This is what’s known as pododermatitis, or inflammation of the skin of the paw. Pododermatitis can occur on any area of the paw, including the skin between the toes, the foot pads, the skin around the nails or the nails themselves. One or more paws may be involved, but the front paws tend to be more commonly affected.
Pododermatitis is more a description than a diagnosis. It’s typically a sign of an underlying disease process, which can be difficult to diagnose. The signs may wax and wane or the problem can become chronic unless the underlying disease (or diseases) is identified and properly treated.
A Multitude of Possible Causes
There are many possible causes of pododermatitis, and some dogs may have multiple disease processes at work. A few common causes of pododermatitis include:

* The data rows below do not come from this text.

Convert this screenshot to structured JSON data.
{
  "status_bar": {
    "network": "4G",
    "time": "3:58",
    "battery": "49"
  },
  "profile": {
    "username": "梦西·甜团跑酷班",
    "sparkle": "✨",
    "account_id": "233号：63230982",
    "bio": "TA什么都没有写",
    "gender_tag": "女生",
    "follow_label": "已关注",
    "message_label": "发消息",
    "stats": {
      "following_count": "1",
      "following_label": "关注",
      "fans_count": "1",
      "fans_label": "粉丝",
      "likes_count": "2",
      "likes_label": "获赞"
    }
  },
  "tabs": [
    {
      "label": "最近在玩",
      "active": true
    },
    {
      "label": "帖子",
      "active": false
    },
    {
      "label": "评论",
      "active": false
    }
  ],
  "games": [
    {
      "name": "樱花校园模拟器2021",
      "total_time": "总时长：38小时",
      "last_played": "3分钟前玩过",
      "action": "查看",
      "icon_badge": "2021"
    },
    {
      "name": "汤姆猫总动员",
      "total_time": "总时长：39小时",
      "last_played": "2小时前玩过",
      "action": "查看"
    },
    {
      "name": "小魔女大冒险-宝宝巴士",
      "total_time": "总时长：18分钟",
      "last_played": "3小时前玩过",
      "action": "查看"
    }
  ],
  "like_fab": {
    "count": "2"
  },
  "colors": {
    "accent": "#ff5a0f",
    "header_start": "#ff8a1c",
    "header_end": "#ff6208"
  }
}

- Underlying allergies — These may include environmental allergies (also known as atopic dermatitis) to irritants like dust mites, plant pollens and mold spores; cutaneous food allergies; and contact allergies, or allergies to materials that come in contact with the paws. These allergies can cause an itching sensation, which the dog tries to relieve by licking or chewing at the paws, sometimes leading to secondary bacterial or fungal (including yeast) infections.
- Parasites — Among other parasites, dogs may be infested with Demodex mites, which are tiny, microscopic parasites. These mites may result in lesions in the paws only or in other parts of the body as well.
- Trauma and other conditions — Paws may be affected by foreign bodies such as slivers, cysts, immune system disorders, hormonal or metabolic diseases, poor paw conformation, obsessive behaviors, cancer and more.
Casting a Wide Diagnostic Net
Because there are many potential causes of pododermatitis, your veterinarian will ask you important questions about your dog’s habits and give your dog a thorough exam to search for other signs of underlying disease.
Diagnostics will typically include skin cytology, or a study of cells under the microscope, to look for inflammatory cells, bacteria, yeast and parasites. Debris from skin scrapings and hair plucking will be viewed under a microscope to look for signs of parasites. Your veterinarian may also recommend bacterial and fungal cultures as well as skin biopsies.
To help identify other underlying causes, additional tests may be needed including blood and urine tests, X-rays of the paws to evaluate the bones and look for foreign bodies and food trials to test for potential food allergies.
Because diagnosis can be complicated, it may take weeks to months to pinpoint the exact cause(s). It’s important to have patience and return for follow-up appointments, so the right treatment, that can bring the dog relief, can be provided.
Management and Treatment
Treatment will vary depending on the underlying cause. For bacterial or fungal infections, treatment may include topical paw shampoos, soaks or wipes, as well as oral antibiotic or antifungal medications. Steroids may be administered to help reduce swelling and inflammation.
If there are masses or foreign bodies, surgery may be required.
In the case of an underlying allergy or immune-mediated disease, the problem may never be completely cured, but it can usually be managed with medications or hypoallergenic foods. Treatment may be lifelong, but dogs can do quite well.
It’s also important to keep dogs from licking and chewing the paws, further traumatizing the skin. Your veterinarian may recommend booties or inflatable collars to help discourage licking.
The ultimate prognosis for pododermatitis depends on the diagnosis. With the right treatment, licking and chewing can be minimized so dogs can be more comfortable.